But I gave it a shot, anyway. Candidates were given five minutes to talk about themselves. I listed my experience as a journalist, asking hard questions in news stories and learning to think in terms of the public interest. I also talked about working on the Snake River for 13 seasons, learning a lot about running a small business and a tight ship from the Barker and Ewing families.
Because the Tea Party is concerned about spending, I emphasized that we need a more conservative approach. Too often, that word becomes disassociated from its root, “conserve,” which is a big part of my life.
One area where we need to take a hard look at reining in spending, I told the audience, is law enforcement. The town and county spend a combined $8 million per year on the sheriff’s office and town police. In a small, rural community where national park rangers, national forest rangers, state game wardens and state highway patrol troopers also help enforce the laws, it makes no sense to spend so much money on two sets of local cops.
Our state representatives have tried to work on consolidating town and county government, but have run into resistance from lawmakers elsewhere in the state. We have budgetary authority to consolidate the town police with the sheriff’s office, as our community has done with planning, parks and rec and other agencies. I would give the town and county law enforcement budget close scrutiny and advocate for more budgetary consolidation where it makes sense.
Jake Nichols wrote in Planet JH Weekly:

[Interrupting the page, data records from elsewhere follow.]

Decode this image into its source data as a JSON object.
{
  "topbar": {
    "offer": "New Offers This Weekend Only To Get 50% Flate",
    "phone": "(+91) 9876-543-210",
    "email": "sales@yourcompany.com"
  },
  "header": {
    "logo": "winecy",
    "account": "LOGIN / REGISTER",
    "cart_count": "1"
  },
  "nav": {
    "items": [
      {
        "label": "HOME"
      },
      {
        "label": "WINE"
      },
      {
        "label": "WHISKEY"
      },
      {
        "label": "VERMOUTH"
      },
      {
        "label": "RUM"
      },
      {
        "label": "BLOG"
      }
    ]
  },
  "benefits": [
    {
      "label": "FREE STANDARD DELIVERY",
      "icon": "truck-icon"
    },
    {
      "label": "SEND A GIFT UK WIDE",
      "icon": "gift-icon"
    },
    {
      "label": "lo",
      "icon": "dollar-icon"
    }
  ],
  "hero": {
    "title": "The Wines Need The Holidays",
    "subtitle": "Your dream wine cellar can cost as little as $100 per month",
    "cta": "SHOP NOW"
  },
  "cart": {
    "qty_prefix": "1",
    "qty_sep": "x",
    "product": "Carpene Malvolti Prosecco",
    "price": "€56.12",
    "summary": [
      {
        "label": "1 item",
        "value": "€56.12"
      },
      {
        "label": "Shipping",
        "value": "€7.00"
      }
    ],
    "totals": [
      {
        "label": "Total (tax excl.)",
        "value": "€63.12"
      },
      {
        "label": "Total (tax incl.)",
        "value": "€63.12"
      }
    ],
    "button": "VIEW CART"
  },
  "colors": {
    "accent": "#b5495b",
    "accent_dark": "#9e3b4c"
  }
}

Steve Harrington and Jim Stanford predictably played up their strengths. Harrington made sure to mention his previous stint on the Council, as well as his work with the Fair Board and long tenure in the Fire Department. Stanford said that in covering Jackson and its issues as a journalist, he is well qualified to now step in with the fresh voice of an outsider, and the savvy of someone who has also seen the belly of the beast.